ASSIGNED TASK
Among the lines of the records, find all that carry the word "JSON" and copy them.

PROVIDED ENTRIES

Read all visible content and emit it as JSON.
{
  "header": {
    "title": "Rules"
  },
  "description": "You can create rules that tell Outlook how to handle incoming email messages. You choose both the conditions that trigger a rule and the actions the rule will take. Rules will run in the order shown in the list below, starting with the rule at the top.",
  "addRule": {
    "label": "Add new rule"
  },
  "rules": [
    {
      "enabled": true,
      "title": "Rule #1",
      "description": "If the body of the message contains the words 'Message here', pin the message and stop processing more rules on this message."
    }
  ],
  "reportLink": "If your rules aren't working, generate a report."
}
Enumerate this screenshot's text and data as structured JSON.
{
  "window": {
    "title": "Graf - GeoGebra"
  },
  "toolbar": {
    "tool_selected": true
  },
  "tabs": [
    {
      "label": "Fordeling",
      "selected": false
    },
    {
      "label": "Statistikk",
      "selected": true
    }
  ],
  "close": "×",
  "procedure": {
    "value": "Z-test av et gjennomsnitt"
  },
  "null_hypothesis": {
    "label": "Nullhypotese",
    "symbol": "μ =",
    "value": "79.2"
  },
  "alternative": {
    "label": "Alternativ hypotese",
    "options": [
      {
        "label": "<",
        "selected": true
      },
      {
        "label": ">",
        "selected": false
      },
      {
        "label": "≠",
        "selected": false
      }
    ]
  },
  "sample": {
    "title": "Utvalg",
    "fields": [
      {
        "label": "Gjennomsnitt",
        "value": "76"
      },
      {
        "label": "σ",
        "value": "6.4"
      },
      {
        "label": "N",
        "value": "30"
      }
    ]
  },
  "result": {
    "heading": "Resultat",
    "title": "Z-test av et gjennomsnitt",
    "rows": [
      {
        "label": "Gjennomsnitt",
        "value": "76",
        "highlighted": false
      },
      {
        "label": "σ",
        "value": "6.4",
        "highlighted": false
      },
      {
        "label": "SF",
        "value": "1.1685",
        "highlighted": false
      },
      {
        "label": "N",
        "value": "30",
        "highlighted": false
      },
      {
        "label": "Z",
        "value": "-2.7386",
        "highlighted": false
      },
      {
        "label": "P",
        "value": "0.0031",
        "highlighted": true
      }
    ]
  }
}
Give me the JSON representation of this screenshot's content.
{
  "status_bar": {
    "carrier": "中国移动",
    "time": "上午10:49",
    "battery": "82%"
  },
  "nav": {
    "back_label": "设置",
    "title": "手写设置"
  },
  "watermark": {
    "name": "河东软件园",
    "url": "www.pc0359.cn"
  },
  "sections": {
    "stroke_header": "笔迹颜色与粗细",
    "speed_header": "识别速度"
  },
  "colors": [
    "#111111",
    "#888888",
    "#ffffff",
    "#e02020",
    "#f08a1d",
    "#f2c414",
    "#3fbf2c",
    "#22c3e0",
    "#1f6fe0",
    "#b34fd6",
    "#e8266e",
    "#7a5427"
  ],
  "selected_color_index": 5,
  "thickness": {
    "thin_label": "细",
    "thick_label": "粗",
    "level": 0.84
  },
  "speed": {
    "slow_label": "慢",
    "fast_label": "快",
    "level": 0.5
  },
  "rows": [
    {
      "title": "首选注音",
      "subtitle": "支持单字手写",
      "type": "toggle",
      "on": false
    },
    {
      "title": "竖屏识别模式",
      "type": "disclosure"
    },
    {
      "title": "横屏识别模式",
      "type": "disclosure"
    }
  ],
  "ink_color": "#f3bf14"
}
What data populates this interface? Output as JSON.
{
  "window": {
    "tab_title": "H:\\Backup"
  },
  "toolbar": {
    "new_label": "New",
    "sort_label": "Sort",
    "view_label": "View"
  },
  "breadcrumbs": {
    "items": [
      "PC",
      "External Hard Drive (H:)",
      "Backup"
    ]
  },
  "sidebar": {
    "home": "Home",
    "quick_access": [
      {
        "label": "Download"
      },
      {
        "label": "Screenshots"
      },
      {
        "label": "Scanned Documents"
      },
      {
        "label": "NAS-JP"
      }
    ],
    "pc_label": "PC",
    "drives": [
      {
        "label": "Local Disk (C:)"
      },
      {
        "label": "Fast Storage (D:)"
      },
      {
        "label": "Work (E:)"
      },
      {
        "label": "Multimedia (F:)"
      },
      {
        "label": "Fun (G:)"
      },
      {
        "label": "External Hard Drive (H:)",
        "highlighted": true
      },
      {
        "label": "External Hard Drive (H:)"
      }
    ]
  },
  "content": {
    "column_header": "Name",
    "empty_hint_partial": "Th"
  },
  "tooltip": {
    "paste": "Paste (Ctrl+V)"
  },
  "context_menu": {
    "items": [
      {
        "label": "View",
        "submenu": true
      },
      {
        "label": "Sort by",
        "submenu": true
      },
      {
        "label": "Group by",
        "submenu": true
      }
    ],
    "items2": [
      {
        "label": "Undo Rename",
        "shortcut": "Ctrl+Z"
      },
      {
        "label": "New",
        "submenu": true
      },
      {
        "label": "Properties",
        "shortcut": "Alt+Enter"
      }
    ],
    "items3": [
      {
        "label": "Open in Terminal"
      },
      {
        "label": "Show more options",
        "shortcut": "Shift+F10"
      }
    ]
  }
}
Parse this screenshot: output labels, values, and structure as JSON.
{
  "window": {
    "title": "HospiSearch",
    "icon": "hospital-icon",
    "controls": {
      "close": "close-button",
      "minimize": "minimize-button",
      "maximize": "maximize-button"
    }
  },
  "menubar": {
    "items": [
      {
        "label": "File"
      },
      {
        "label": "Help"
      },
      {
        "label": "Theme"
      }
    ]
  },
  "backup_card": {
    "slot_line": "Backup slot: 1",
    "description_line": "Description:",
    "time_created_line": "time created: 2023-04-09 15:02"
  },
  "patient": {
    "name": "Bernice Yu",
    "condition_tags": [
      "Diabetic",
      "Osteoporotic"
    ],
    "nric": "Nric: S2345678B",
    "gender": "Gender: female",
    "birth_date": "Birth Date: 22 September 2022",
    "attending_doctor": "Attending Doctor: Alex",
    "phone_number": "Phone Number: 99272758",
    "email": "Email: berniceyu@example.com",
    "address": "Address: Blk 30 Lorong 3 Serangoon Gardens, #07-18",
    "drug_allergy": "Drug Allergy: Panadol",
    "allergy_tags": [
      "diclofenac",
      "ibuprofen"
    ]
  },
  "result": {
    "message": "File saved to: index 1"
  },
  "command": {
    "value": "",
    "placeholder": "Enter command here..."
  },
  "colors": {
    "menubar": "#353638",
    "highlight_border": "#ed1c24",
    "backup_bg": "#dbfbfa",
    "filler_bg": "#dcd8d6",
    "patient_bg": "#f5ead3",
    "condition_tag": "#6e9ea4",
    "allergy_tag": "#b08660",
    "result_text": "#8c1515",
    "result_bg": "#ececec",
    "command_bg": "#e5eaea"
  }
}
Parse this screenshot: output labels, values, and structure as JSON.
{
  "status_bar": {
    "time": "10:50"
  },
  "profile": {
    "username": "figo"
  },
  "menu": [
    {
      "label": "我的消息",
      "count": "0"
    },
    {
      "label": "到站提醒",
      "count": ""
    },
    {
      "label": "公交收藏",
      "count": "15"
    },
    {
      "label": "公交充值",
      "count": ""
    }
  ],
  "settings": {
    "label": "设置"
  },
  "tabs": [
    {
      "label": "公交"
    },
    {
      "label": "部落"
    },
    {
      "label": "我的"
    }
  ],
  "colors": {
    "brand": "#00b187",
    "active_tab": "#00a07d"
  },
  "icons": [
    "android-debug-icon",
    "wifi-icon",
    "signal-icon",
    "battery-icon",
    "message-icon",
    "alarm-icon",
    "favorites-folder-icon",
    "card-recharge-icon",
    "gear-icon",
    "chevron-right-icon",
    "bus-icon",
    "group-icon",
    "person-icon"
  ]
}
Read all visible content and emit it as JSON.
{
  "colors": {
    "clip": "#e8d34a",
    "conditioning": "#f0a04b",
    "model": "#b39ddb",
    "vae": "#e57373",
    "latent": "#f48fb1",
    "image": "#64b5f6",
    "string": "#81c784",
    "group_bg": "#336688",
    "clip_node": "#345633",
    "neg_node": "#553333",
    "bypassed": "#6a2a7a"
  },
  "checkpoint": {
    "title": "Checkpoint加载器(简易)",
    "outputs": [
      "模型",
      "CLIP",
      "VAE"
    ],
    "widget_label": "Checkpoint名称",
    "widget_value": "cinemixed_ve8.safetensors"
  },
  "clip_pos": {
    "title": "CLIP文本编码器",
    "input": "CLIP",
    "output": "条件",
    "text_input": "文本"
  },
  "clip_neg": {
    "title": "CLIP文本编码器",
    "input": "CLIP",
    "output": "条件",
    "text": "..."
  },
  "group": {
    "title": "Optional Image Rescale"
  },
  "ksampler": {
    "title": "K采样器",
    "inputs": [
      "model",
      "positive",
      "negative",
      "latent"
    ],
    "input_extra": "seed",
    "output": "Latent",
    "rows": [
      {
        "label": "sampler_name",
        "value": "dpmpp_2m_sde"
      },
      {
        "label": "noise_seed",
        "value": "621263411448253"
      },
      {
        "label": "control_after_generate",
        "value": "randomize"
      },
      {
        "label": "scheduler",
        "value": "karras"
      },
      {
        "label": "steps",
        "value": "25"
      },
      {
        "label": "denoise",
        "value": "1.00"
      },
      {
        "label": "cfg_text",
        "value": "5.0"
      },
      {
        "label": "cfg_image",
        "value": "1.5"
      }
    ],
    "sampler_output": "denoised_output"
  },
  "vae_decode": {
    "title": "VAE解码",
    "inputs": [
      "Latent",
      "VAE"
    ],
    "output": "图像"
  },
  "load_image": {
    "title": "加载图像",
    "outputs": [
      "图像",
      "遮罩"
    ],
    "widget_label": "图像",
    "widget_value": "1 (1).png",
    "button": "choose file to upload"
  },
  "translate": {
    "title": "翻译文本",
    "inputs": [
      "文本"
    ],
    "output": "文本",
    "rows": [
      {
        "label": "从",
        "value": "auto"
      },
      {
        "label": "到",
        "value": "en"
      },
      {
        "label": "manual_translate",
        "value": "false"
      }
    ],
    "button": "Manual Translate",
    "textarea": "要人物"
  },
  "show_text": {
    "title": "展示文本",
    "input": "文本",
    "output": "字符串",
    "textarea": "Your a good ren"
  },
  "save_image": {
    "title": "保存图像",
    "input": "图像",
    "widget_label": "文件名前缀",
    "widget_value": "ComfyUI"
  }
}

OUTPUT OF THE TASK
Read all visible content and emit it as JSON.
Enumerate this screenshot's text and data as structured JSON.
Give me the JSON representation of this screenshot's content.
What data populates this interface? Output as JSON.
Parse this screenshot: output labels, values, and structure as JSON.
Parse this screenshot: output labels, values, and structure as JSON.
Read all visible content and emit it as JSON.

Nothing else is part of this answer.